(Web page and app entries)
________________________

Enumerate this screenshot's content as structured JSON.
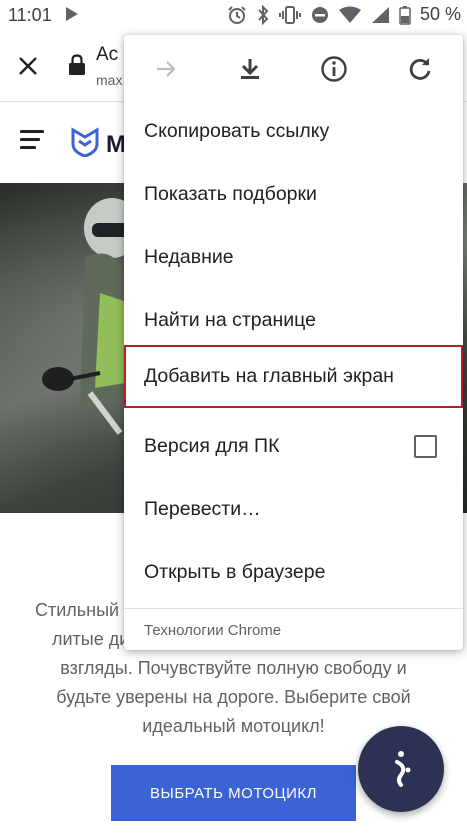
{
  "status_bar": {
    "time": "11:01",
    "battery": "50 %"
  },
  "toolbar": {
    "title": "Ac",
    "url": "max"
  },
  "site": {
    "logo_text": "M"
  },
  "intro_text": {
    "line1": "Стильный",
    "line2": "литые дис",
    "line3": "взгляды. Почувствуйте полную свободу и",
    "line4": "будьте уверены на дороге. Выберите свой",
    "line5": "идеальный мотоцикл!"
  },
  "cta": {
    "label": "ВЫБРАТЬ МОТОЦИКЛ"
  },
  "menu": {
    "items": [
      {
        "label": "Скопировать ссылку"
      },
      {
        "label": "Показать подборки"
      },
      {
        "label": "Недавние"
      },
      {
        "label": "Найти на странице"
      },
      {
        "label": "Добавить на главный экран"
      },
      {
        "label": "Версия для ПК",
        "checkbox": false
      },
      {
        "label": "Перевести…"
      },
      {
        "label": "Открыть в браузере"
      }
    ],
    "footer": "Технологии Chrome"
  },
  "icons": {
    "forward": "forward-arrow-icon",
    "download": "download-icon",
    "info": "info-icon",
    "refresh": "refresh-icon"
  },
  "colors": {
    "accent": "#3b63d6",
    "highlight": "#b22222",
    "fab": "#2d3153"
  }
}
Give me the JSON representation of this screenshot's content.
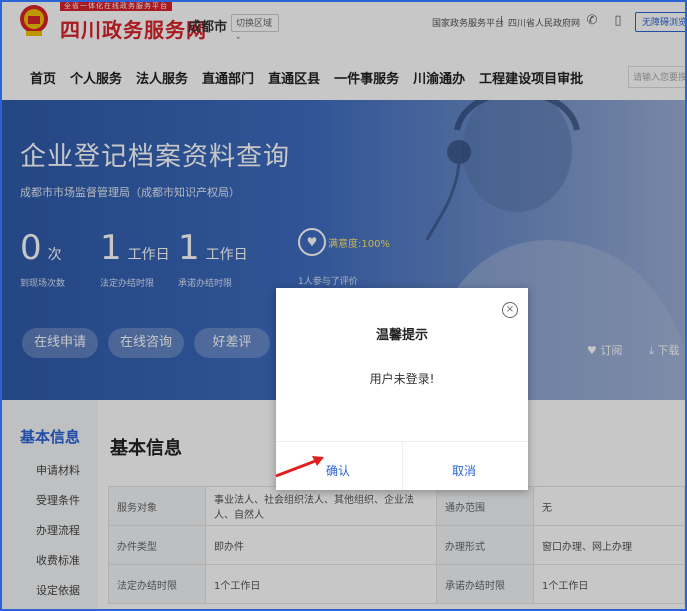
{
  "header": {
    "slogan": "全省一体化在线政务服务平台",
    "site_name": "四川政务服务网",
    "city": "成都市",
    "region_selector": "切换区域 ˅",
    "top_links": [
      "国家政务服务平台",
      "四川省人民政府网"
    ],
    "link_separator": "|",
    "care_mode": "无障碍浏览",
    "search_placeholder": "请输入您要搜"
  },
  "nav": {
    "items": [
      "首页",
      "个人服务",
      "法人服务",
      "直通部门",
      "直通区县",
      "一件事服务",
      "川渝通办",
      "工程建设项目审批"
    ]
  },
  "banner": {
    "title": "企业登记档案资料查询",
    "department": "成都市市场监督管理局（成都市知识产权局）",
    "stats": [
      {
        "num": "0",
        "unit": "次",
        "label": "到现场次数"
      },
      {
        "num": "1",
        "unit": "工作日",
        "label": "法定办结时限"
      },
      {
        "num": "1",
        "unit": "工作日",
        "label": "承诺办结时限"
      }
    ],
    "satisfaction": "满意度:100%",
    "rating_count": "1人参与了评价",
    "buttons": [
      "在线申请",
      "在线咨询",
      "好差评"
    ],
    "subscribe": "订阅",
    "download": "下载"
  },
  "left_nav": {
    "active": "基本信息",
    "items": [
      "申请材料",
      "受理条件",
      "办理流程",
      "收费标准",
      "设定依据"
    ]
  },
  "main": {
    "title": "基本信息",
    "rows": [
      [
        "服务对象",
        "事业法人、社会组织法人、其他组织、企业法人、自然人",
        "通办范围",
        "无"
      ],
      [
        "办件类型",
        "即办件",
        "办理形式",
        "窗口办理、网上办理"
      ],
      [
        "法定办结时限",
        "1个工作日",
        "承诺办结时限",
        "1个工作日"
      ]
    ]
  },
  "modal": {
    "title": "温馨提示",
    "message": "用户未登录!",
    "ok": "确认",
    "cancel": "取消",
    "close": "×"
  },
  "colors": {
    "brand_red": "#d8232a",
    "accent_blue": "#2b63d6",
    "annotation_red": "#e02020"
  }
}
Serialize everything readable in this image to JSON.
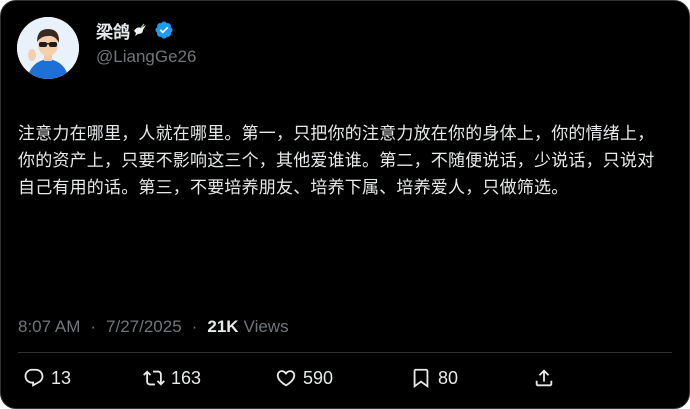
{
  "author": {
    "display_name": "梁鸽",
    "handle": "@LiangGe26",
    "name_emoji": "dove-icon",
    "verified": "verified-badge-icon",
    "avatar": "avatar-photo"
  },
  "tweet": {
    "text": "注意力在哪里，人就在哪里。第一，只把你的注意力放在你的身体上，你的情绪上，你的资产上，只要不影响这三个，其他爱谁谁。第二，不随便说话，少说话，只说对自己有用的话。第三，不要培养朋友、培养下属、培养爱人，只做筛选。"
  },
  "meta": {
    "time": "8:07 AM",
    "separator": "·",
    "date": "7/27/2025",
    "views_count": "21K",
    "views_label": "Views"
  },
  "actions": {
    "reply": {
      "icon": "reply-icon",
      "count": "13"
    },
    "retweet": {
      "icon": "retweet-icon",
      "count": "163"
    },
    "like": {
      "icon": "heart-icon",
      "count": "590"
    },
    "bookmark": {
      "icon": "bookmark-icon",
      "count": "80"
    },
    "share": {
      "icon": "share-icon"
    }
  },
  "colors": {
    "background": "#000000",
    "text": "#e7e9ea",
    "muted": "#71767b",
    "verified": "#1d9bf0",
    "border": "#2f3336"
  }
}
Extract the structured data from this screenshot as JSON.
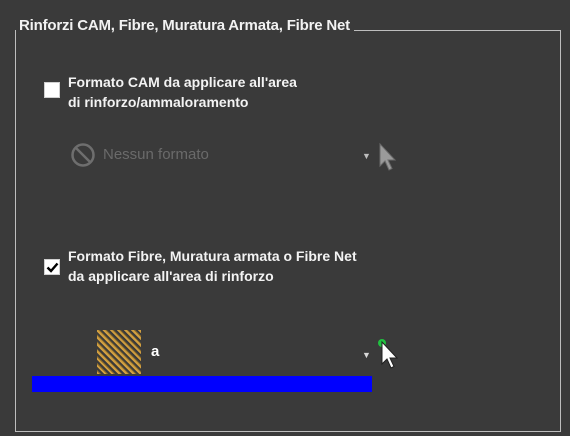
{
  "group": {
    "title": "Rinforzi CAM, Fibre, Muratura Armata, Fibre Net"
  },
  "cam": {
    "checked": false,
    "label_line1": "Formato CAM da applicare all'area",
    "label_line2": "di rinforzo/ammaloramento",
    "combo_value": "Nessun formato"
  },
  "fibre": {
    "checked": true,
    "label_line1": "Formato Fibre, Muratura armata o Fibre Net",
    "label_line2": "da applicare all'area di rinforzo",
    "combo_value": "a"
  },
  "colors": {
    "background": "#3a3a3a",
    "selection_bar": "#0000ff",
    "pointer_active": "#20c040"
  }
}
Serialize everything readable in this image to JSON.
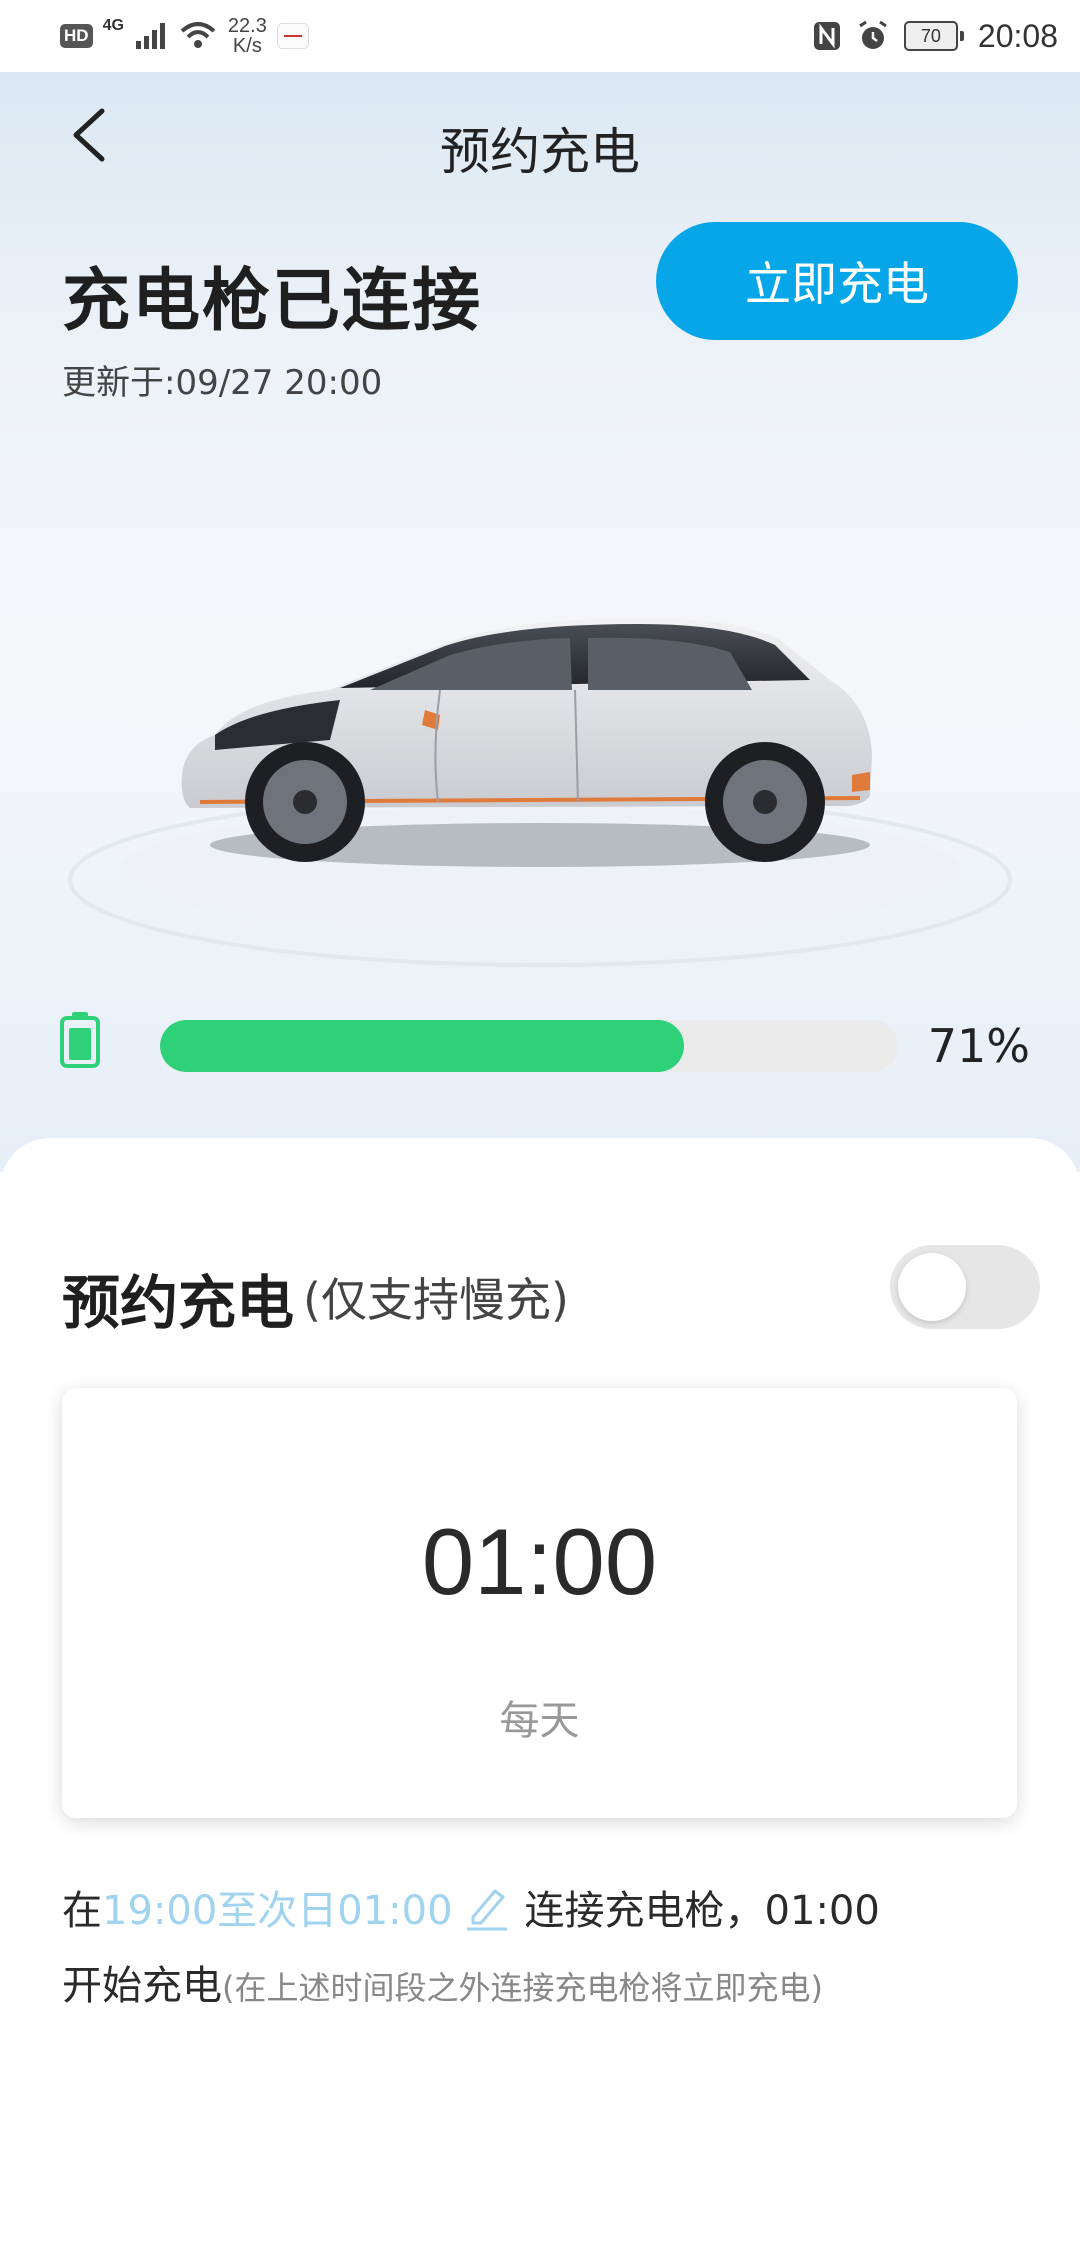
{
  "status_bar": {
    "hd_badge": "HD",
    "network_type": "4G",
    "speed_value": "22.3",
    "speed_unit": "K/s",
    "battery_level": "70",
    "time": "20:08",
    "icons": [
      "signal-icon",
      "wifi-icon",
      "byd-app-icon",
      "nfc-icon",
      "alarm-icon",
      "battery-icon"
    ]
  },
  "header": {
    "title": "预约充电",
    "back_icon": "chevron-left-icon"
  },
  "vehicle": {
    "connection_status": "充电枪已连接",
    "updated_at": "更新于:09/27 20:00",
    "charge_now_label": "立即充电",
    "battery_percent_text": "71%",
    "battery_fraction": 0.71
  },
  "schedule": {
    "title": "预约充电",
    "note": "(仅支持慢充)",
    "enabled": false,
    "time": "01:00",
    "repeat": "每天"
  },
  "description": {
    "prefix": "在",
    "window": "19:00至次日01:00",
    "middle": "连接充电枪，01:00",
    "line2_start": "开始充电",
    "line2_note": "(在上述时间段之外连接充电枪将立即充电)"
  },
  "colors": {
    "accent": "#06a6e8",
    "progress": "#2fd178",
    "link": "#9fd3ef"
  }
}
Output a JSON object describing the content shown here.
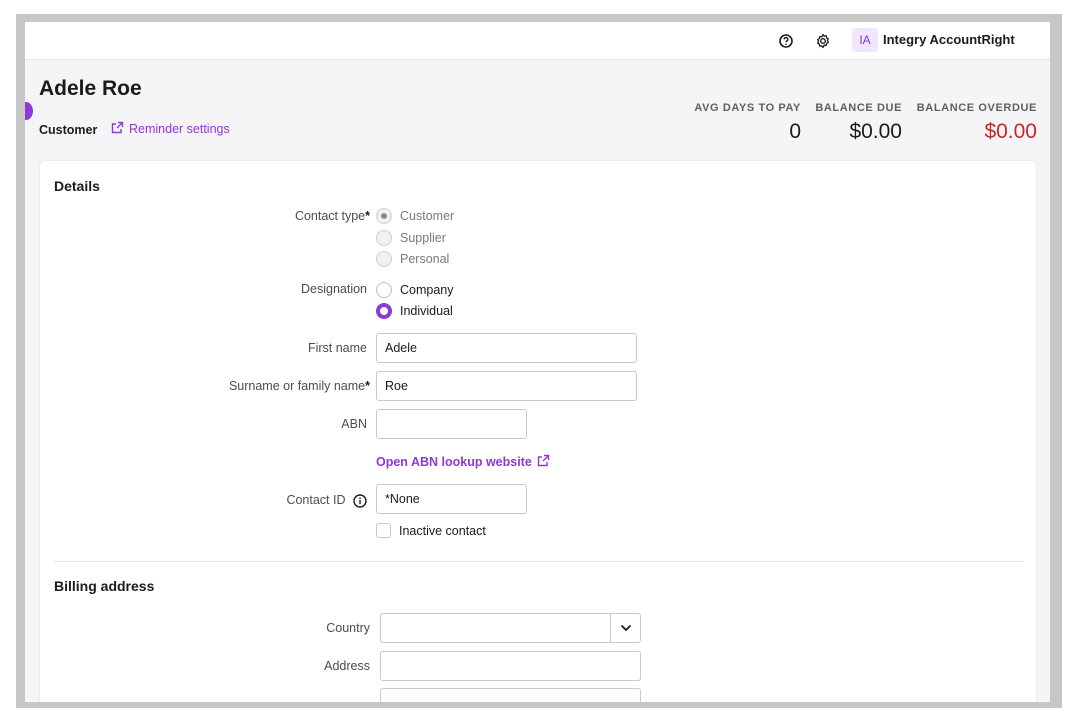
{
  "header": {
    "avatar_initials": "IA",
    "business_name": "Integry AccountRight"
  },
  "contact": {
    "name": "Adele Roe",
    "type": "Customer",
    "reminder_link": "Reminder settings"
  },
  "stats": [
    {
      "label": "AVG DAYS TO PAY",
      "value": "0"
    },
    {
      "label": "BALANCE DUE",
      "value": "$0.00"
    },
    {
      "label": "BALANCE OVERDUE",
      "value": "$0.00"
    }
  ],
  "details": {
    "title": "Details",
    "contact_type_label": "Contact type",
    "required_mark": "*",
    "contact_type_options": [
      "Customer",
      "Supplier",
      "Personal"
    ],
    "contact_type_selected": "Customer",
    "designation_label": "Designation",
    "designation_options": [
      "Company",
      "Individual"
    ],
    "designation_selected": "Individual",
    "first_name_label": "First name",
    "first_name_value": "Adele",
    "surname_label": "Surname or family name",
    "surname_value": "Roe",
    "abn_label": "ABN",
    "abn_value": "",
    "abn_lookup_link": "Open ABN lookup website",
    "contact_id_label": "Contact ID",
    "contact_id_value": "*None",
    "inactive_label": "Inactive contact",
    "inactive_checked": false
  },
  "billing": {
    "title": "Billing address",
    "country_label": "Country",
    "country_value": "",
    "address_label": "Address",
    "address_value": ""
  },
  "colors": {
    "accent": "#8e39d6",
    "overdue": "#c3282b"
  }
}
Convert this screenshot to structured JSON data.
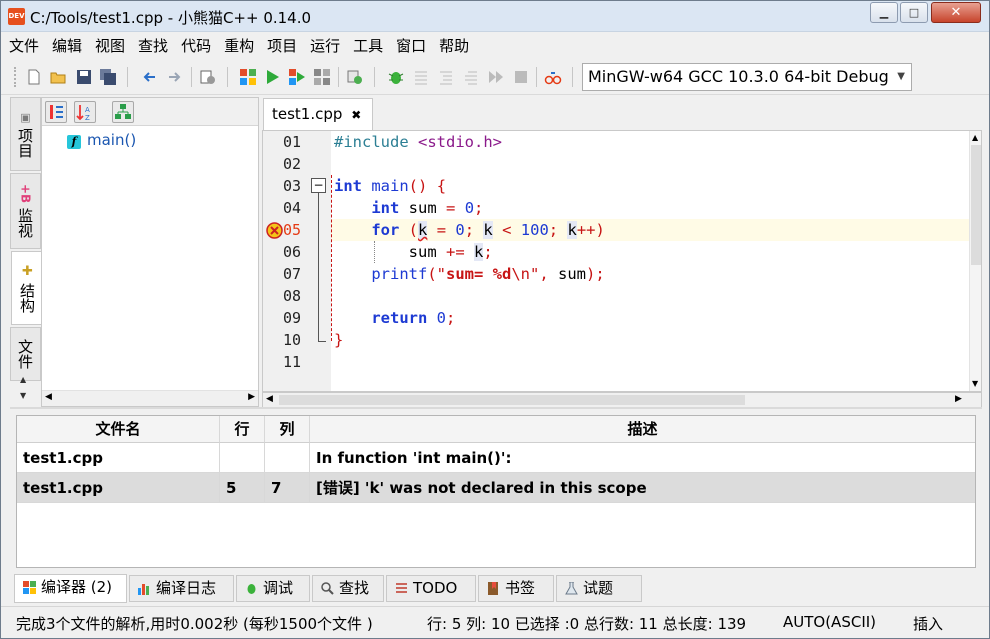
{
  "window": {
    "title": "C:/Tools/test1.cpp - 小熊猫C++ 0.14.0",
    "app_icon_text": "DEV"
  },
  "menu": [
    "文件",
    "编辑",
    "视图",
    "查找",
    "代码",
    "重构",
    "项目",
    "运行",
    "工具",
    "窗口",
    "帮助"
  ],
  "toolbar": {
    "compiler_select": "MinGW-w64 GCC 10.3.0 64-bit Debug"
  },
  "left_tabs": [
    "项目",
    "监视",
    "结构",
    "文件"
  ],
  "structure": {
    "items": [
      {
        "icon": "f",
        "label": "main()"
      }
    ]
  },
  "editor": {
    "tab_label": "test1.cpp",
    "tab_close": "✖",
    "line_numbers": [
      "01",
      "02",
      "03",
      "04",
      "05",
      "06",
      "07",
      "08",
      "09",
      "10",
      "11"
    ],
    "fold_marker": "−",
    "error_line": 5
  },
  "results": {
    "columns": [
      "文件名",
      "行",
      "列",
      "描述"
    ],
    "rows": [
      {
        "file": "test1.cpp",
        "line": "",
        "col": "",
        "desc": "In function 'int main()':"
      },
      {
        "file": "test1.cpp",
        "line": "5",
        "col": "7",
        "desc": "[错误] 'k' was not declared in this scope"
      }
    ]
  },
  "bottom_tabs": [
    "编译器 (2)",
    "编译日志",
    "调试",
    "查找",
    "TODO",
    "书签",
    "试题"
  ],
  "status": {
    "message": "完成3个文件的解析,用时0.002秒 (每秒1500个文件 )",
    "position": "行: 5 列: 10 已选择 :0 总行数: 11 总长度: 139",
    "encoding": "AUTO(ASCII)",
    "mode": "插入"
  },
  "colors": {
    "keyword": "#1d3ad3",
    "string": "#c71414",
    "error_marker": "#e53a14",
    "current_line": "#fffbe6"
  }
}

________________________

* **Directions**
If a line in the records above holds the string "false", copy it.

* **Response to the exercise**
        "checkbox": false
    "checked": false,
    "enabled": false,
    "inactive_checked": false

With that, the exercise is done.